Don’t get me wrong, I’m used to our wireless network being slow – this is, after all, the developing world and, as Hubby continually reminds me, I "can’t expect everything to work just like it does back home." I have learned to put up with not being able to visit certain high picture content sites, as they will take far too long to load. I have even managed to grin and bear the fact that I am barely able to hold a civilized, non-lagged, conversation on Skype. These and other Internet-related indignities have simply become part of my daily world.

The last few days; however, have been unbearable. Only a day after my lovely houseguests departed for their safari, my Internet decided that it was time for a permanent vacation. I have been unable to access anything online for more than five minutes at a time before it up and kaputs on me. Shopping online for an Easter vacation? No problem! As long as you have six hours, a tonne of patience and no desire to actually have anything on Expedia to load for you. I haven’t even been able to answer any of my emails!! (Ok I’m a slacker about that one at the best of times but now I have an excuse! Woo hoo!) This is horrible! I don’t want people to think I’m a poor correspondent. (*innocent look*)

Which brings me back to my current reality: writing back issues of Blog into Word in the vain hope that the Internet will cooperate long enough for me to post them while listening to the incessant “Beep! Beep! Beep!” of the UPS telling me what the silent TV has already screamed about our lack of power. And, because my life didn’t suck quite enough, I have men wandering around on my ceiling fixing the giant leak in the roof that almost (but thankfully not quite) hit my Irish sculpture.

So if you don’t mind, I’m going to go and read “The Last King of Scotland” since that requires neither Internet nor electricity. And maybe if I’m really good (read: get off my bottom and stop being lazy) I’ll walk upstairs and… Never mind. I’m lazy and I'm OK with that.

I’m just going to read my book quietly while I pray to the Power Gods and make small sacrifices to the Internet ones. See you online soon… I hope!

Thursday, March 01, 2007

You Can Quote Me On That

Here are some wonderfully random quotes from the last week…

Dobhi Wallah: E! is like Teletubbies for adults!

This quote was further supported the next morning when DW was caught flipping channels between Teletubbies on BBC Prime and random program about Oscar fashion on E!. I’m still not quite sure which one she enjoyed more.

Typ0 shortly after looking in the mirror and screaming: I have a grey hair!!

For the record, it was long and not exactly thin or otherwise unhealthy looking. After hearing me whine about said hair for several minutes to anyone who would listen (including a long distance phone call to my unsympathetic parents) DW yanked the hair out and handed to me. “See,” she said, “no more grey hair!” I held on to the hair for the rest of evening and showed it to Hubby, his out-of-town colleagues, and the waiter at Mercury Lounge. I still have yet to find a single a person who has any sincere sympathy for my plight.

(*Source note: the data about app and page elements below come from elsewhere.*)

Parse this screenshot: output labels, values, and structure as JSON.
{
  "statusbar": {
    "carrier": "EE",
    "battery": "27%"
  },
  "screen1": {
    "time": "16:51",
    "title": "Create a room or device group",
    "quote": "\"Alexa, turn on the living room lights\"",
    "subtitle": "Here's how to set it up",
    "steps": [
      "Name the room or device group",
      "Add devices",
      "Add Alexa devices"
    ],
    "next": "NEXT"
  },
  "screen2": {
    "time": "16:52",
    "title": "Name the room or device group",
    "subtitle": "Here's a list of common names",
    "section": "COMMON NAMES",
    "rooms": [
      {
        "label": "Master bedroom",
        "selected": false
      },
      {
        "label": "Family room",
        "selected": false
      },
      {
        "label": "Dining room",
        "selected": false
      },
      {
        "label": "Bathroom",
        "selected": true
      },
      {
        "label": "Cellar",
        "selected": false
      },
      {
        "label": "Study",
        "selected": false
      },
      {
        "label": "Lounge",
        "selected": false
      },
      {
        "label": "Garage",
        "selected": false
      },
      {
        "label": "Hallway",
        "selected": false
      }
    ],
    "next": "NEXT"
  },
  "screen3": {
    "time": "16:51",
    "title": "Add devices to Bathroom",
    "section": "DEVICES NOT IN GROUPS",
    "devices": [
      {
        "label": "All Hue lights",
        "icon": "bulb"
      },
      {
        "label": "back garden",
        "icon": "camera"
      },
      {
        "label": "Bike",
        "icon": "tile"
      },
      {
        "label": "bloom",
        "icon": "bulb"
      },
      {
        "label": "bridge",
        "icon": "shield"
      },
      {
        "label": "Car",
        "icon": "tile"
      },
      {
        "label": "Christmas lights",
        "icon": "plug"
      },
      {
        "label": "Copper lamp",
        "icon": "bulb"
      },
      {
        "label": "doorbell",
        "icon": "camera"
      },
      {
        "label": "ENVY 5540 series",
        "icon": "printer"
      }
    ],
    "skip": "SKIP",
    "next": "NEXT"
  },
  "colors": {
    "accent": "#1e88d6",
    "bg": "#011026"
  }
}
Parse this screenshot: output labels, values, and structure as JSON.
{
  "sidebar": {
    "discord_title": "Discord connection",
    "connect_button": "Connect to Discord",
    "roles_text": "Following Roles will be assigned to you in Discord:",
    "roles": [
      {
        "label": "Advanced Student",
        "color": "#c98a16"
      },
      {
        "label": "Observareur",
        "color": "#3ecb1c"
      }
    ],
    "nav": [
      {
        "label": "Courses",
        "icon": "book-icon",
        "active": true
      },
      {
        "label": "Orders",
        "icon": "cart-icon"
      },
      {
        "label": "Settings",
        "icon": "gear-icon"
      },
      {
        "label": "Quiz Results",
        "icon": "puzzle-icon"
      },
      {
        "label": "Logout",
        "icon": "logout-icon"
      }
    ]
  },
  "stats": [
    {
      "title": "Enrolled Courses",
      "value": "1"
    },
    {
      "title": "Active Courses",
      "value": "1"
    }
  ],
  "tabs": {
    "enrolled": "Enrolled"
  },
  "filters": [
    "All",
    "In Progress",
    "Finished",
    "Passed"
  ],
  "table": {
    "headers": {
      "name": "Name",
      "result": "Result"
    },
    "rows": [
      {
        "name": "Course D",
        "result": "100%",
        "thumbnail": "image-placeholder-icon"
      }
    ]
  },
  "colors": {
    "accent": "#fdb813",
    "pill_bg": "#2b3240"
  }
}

Dobhi Wallah to Hubby: So Typ0 tells me that you count cows for a living.

Let me say for the record that I’m pretty sure that I have never explained Hubby’s job to anyone in this fashion. That said; it did become a running joke for the rest of that incredibly intoxicated evening.

Dobhi Wallah to Hubby’s South African Colleagues: So do you count cows too?
South African Colleague: No, we’re not New Zealanders.

Note to all Kiwis: before you flame me please understand that I am only reporting what was said. I in no way endorse said opinion even though I did double over with laughter when he said it.

Dobhi Wallah and her friend return next week, so I am quite certain that there are more witty and quotable quotes yet to come. So stay tuned!